# Work to be completed
Check each line of the entries below for the word "Banking", and copy the lines that have it.
##### Stored data #####
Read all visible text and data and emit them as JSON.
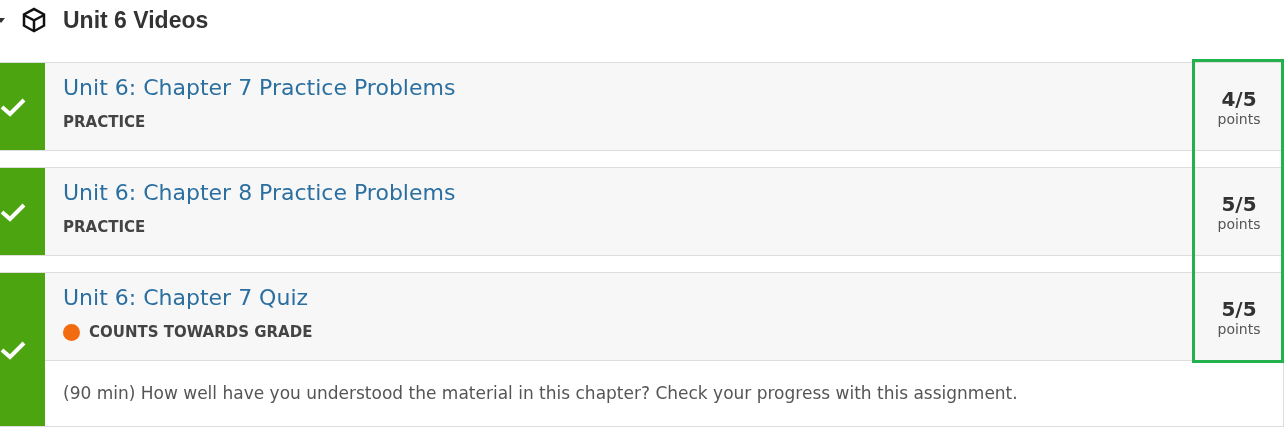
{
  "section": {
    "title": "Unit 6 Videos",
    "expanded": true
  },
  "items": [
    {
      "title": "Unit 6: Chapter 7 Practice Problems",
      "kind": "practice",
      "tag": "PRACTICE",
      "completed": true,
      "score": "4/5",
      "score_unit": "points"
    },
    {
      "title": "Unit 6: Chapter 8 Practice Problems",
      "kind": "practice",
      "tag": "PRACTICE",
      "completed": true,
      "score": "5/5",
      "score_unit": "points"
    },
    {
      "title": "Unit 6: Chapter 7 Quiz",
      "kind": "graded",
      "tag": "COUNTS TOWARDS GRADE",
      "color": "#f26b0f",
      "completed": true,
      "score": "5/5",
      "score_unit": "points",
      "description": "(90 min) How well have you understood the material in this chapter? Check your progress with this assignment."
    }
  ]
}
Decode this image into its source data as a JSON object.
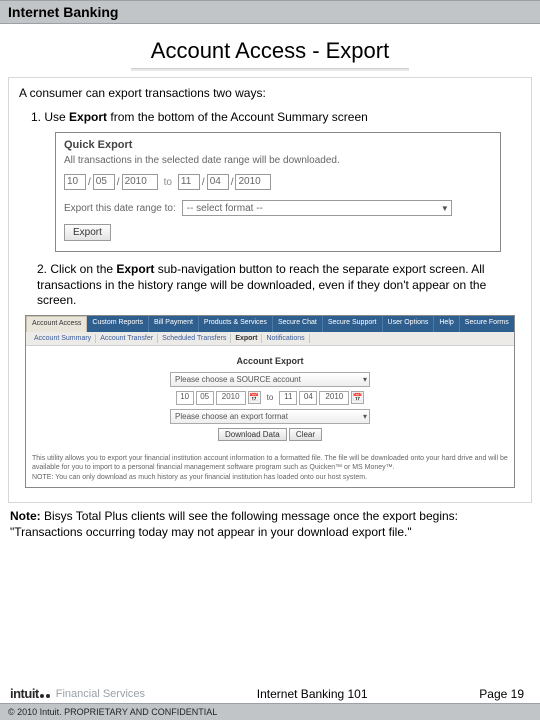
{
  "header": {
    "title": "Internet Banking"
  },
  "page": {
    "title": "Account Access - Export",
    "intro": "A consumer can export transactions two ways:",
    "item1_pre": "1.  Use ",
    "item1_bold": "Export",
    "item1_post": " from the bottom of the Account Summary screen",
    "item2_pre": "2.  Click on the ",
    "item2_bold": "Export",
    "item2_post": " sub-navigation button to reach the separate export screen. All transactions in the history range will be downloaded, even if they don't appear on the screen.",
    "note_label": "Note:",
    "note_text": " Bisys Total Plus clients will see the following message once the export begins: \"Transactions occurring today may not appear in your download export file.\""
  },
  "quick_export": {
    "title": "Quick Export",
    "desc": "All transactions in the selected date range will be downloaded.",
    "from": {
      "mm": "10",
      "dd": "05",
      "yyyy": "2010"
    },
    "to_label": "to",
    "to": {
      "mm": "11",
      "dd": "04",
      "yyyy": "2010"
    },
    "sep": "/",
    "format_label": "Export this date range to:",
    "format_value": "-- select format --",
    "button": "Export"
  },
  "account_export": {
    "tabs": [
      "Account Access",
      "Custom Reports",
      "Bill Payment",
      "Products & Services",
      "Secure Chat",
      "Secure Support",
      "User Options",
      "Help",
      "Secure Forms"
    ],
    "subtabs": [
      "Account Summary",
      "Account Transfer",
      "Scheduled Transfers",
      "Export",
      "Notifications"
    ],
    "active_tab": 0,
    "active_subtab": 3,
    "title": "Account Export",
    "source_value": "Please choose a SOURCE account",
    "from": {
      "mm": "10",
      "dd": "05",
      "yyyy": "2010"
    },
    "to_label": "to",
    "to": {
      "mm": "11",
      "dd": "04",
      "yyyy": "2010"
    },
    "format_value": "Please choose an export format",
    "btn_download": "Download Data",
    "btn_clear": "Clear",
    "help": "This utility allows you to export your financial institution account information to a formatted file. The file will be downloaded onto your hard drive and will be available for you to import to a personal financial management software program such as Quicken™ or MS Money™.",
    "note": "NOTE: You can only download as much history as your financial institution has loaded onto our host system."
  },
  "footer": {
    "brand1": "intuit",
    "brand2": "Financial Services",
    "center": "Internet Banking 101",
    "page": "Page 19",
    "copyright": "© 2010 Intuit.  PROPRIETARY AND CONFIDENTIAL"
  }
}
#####
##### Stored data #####
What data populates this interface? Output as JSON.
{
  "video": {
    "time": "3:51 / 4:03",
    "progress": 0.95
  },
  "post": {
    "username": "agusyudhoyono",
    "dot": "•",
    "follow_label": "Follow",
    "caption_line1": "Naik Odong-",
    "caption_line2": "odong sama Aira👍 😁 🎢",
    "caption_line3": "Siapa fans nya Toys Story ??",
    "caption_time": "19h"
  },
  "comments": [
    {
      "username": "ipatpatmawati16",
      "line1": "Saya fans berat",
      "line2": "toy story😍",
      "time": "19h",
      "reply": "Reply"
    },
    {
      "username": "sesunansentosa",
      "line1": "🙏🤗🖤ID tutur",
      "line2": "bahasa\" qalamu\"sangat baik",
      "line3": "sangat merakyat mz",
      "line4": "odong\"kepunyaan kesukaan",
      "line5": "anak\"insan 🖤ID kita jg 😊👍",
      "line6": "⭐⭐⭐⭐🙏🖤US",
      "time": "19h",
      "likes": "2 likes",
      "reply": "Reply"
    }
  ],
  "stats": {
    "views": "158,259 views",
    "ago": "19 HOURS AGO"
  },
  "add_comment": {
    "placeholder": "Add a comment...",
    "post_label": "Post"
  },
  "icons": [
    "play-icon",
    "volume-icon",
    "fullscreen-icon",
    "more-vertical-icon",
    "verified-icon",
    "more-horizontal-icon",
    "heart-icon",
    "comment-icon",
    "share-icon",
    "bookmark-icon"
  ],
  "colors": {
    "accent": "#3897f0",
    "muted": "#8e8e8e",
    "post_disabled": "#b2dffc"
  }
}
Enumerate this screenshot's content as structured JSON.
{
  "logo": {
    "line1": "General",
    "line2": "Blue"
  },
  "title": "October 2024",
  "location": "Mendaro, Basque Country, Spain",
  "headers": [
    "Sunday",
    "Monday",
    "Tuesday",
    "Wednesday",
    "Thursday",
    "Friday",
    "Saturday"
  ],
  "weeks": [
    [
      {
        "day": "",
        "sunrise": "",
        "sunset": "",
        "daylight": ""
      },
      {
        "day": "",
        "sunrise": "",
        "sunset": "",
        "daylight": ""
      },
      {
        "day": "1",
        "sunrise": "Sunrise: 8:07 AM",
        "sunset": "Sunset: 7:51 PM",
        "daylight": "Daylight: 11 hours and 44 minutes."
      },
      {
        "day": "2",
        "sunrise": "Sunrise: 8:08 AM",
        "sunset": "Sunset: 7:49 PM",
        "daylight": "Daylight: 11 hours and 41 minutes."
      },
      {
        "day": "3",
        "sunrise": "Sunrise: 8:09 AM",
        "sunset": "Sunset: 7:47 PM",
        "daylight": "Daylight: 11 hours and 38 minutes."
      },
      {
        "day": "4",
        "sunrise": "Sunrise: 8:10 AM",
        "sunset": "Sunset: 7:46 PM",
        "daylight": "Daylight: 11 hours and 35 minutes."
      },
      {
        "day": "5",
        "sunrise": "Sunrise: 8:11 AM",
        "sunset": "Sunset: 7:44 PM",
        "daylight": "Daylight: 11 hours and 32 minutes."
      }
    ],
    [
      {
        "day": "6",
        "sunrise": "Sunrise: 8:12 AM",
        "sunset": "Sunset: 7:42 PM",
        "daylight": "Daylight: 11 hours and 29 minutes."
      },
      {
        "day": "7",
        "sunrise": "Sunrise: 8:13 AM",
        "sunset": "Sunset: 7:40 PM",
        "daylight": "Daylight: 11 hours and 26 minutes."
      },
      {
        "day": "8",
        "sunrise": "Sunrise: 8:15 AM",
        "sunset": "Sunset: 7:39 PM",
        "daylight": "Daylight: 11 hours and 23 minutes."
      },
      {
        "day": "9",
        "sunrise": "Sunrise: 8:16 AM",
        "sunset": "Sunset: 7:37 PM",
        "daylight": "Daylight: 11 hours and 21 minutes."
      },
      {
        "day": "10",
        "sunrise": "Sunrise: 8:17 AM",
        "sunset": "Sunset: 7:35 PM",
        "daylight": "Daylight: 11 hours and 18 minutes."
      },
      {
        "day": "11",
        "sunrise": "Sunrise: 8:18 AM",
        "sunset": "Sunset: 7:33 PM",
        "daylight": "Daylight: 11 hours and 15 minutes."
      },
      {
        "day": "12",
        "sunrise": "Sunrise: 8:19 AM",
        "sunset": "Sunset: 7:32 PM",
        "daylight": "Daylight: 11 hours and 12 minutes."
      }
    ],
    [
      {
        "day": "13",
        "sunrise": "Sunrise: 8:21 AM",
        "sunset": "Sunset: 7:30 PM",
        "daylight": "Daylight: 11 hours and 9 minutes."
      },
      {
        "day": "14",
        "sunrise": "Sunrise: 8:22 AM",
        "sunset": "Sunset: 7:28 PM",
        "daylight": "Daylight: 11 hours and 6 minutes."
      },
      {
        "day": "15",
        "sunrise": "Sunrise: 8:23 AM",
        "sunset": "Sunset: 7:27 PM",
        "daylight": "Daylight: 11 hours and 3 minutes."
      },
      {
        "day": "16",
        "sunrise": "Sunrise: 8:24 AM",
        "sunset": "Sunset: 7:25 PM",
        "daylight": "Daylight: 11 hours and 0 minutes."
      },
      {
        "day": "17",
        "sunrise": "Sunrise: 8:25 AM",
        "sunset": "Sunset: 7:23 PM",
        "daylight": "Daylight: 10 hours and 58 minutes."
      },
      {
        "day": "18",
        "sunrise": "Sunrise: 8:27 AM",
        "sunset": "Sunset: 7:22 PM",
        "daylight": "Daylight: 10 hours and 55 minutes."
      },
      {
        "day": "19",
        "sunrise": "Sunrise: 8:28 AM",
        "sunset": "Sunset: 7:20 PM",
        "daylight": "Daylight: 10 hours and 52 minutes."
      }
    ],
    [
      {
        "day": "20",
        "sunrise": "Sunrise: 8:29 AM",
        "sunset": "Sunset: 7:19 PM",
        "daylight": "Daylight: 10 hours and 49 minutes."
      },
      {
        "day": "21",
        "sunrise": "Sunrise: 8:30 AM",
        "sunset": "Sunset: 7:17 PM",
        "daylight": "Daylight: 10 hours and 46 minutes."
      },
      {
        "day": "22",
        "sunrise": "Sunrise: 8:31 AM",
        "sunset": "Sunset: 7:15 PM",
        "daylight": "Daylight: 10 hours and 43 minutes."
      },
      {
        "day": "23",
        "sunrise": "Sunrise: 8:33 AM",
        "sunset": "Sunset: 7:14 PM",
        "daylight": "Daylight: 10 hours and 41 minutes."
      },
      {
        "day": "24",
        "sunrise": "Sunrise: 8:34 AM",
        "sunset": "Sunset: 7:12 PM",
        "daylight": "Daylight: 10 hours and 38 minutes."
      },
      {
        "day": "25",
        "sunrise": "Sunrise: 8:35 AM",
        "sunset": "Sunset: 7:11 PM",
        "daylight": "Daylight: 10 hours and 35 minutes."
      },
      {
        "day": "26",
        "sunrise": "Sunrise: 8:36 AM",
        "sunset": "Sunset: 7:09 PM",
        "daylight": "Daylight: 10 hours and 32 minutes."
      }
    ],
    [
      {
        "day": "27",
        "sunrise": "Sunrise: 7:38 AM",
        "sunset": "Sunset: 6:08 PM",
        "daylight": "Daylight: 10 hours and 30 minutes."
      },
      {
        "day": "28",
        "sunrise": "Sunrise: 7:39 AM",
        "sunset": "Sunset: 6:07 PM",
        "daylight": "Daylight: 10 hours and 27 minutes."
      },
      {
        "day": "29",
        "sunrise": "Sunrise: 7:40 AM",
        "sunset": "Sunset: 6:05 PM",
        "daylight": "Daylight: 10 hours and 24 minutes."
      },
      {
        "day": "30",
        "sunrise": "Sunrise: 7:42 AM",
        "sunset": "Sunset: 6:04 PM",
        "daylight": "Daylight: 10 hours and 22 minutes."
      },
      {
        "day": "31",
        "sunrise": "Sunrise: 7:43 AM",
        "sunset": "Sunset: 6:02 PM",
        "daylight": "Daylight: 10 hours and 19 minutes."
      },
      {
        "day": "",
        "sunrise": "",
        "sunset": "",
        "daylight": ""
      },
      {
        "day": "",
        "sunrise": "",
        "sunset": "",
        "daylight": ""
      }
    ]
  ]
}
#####
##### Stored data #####
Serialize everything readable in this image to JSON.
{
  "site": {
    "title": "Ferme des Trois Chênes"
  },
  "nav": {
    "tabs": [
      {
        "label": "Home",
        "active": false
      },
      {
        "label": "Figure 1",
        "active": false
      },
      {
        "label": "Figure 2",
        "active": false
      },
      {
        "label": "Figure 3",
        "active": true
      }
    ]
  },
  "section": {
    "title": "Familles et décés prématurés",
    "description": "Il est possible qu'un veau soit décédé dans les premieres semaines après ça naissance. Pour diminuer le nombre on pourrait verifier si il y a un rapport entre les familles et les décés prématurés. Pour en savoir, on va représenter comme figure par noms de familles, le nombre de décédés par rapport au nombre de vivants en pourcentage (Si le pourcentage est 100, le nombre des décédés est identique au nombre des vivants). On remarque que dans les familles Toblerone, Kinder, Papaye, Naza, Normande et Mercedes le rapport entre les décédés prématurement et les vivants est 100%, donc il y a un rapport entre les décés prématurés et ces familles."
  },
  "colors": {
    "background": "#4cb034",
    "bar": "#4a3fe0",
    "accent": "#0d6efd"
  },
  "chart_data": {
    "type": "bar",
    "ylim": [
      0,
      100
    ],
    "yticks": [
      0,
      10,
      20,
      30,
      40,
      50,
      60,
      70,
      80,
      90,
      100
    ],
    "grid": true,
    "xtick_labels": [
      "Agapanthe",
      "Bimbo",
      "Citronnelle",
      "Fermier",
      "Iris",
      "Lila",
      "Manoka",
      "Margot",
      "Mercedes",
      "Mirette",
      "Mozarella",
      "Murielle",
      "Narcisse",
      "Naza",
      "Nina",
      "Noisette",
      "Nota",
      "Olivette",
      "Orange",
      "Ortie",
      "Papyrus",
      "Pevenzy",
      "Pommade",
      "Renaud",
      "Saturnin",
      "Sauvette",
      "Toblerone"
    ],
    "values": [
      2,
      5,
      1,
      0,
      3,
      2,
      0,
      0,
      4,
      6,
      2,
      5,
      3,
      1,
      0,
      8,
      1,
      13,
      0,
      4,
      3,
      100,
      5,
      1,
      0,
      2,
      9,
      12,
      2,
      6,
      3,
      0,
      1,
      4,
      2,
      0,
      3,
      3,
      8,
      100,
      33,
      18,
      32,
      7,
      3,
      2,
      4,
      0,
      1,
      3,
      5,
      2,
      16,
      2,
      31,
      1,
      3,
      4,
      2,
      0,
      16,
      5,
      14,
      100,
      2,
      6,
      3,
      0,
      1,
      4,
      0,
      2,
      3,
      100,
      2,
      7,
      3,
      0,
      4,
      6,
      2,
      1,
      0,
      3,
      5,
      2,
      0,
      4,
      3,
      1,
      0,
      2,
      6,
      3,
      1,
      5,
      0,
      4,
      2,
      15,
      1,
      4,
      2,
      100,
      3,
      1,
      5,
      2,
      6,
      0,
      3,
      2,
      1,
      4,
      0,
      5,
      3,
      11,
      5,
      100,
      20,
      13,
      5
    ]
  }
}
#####
# Final answer
    "title": "Internet Banking"
    "center": "Internet Banking 101",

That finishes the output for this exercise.